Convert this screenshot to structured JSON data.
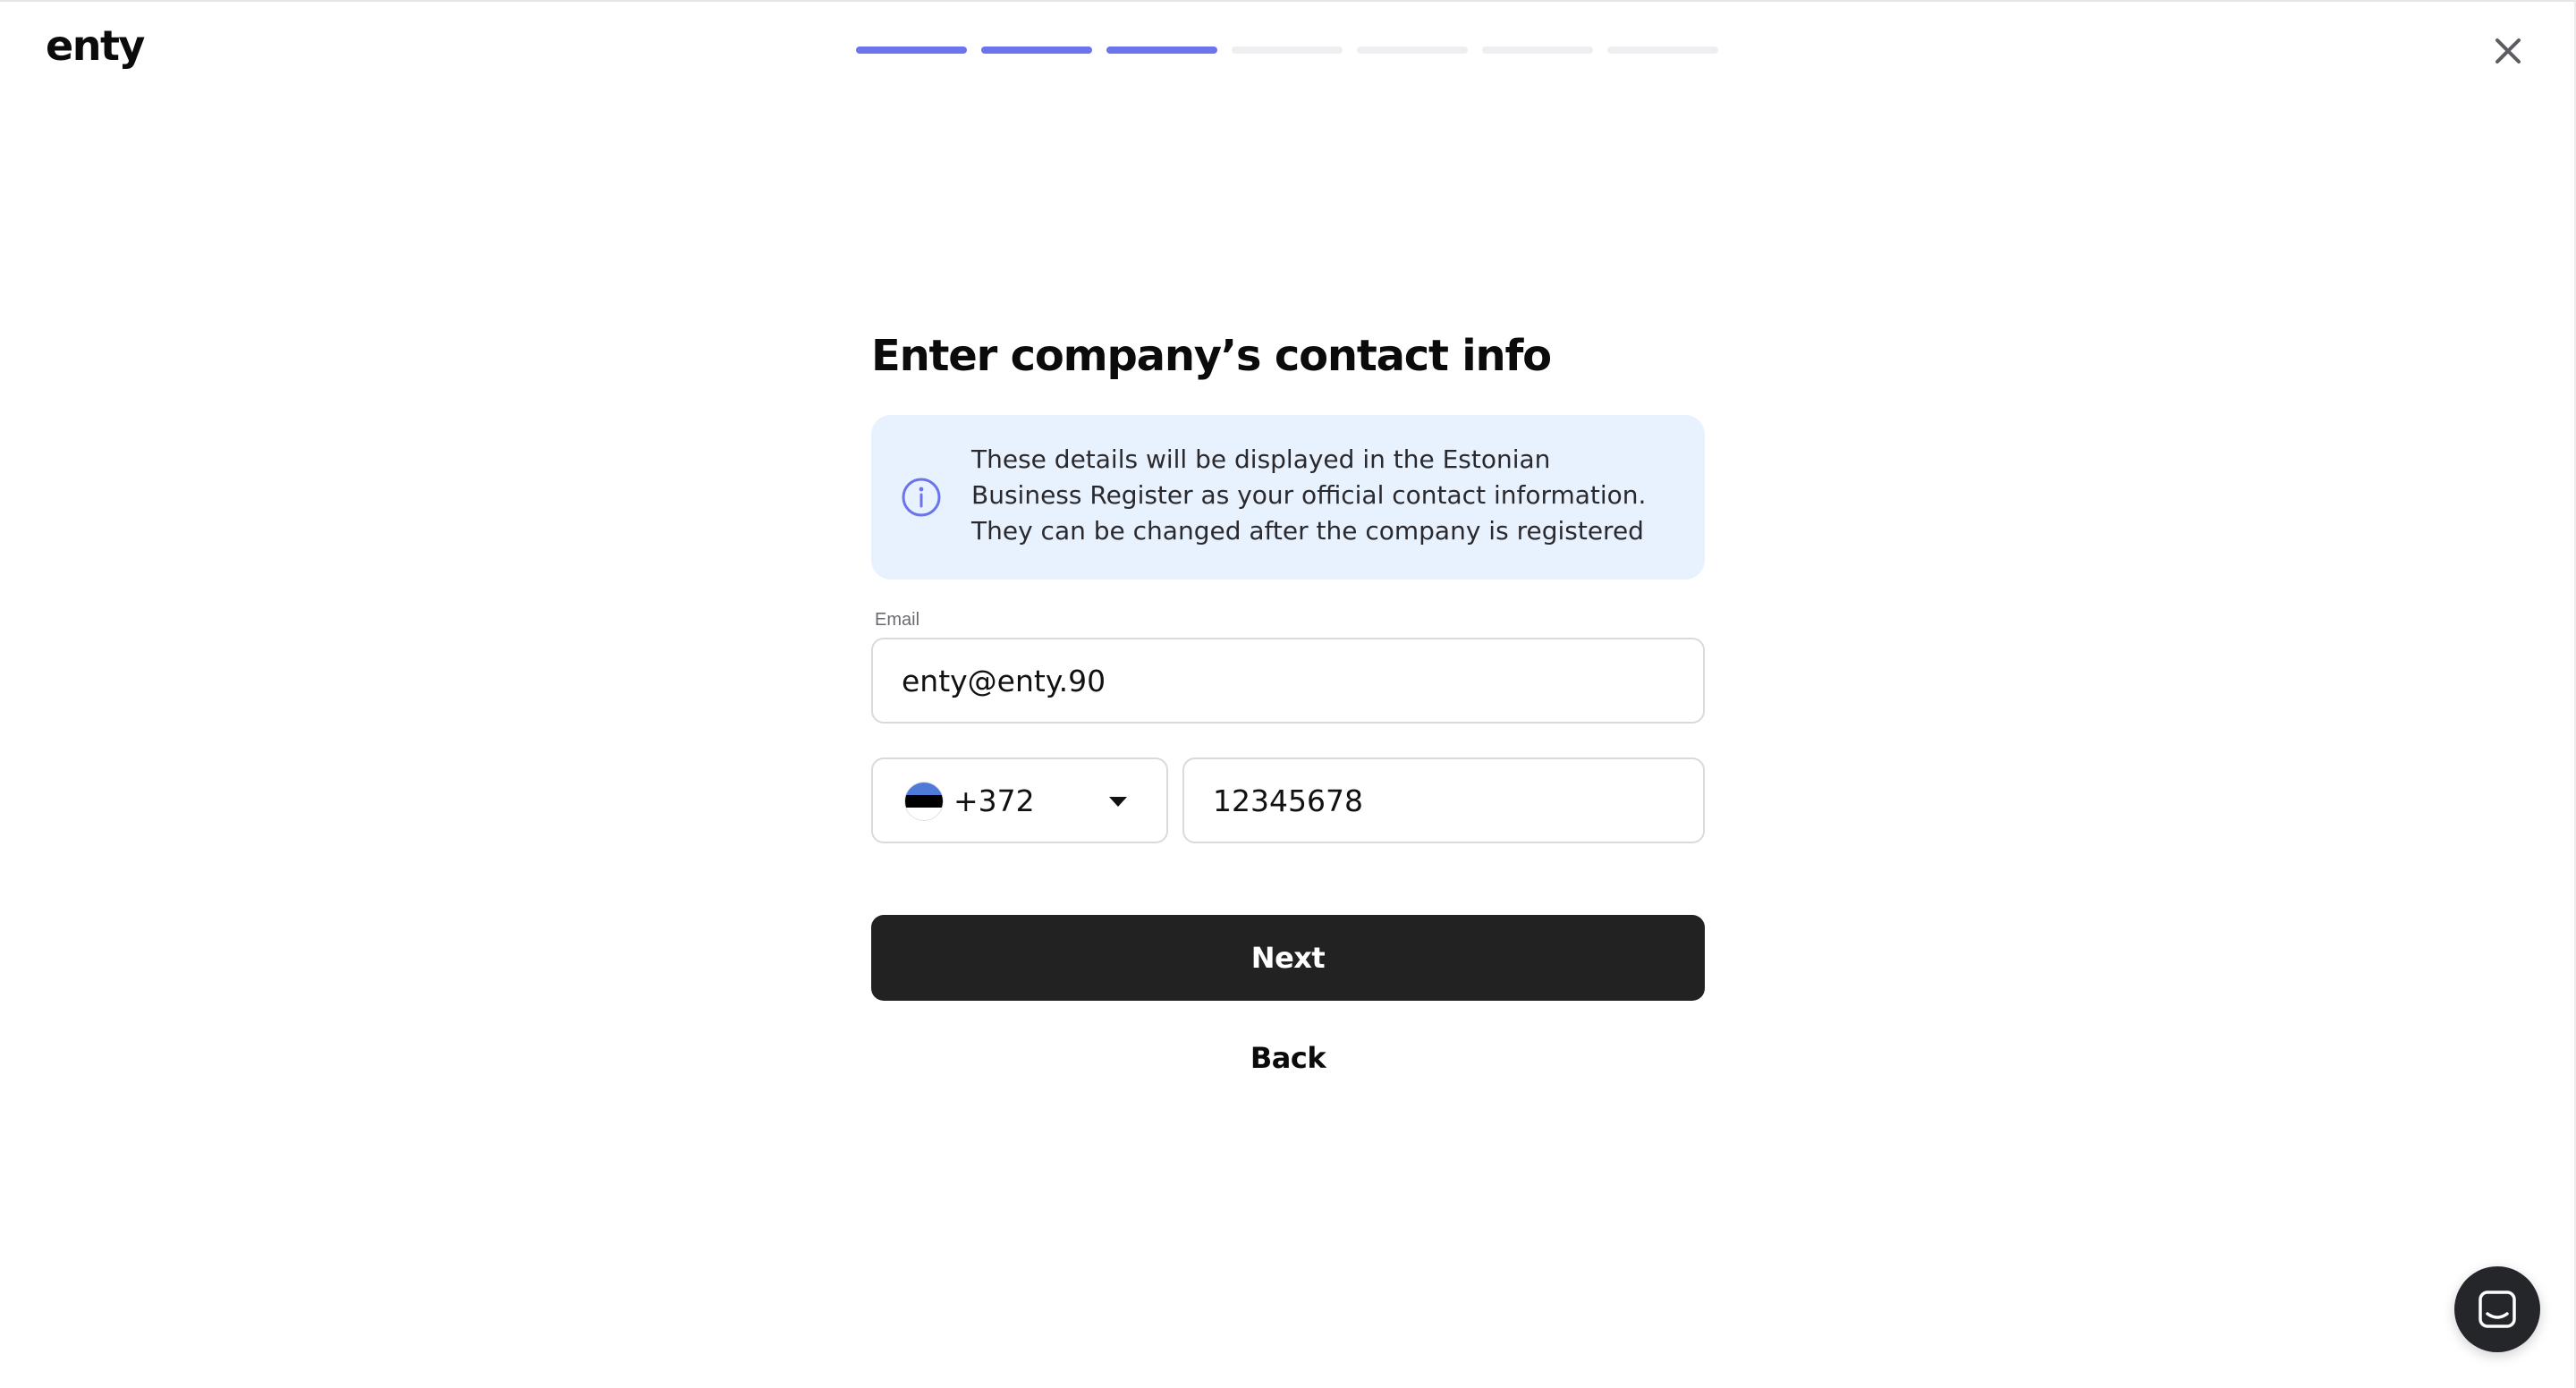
{
  "header": {
    "logo": "enty",
    "progress": {
      "total_steps": 7,
      "completed_steps": 3
    },
    "close_icon": "close-icon"
  },
  "main": {
    "title": "Enter company’s contact info",
    "info": {
      "icon": "info-icon",
      "text": "These details will be displayed in the Estonian Business Register as your official contact information. They can be changed after the company is registered"
    },
    "email": {
      "label": "Email",
      "value": "enty@enty.90"
    },
    "phone": {
      "country_flag": "estonia-flag-icon",
      "country_code": "+372",
      "number": "12345678"
    },
    "next_label": "Next",
    "back_label": "Back"
  },
  "chat": {
    "icon": "chat-icon"
  },
  "colors": {
    "accent": "#6b74ea",
    "progress_inactive": "#eeeef1",
    "info_background": "#e8f1fe",
    "primary_button": "#222222"
  }
}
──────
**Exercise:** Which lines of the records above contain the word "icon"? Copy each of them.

**Finished task:**
    "close_icon": "close-icon"
      "icon": "info-icon",
      "country_flag": "estonia-flag-icon",
    "icon": "chat-icon"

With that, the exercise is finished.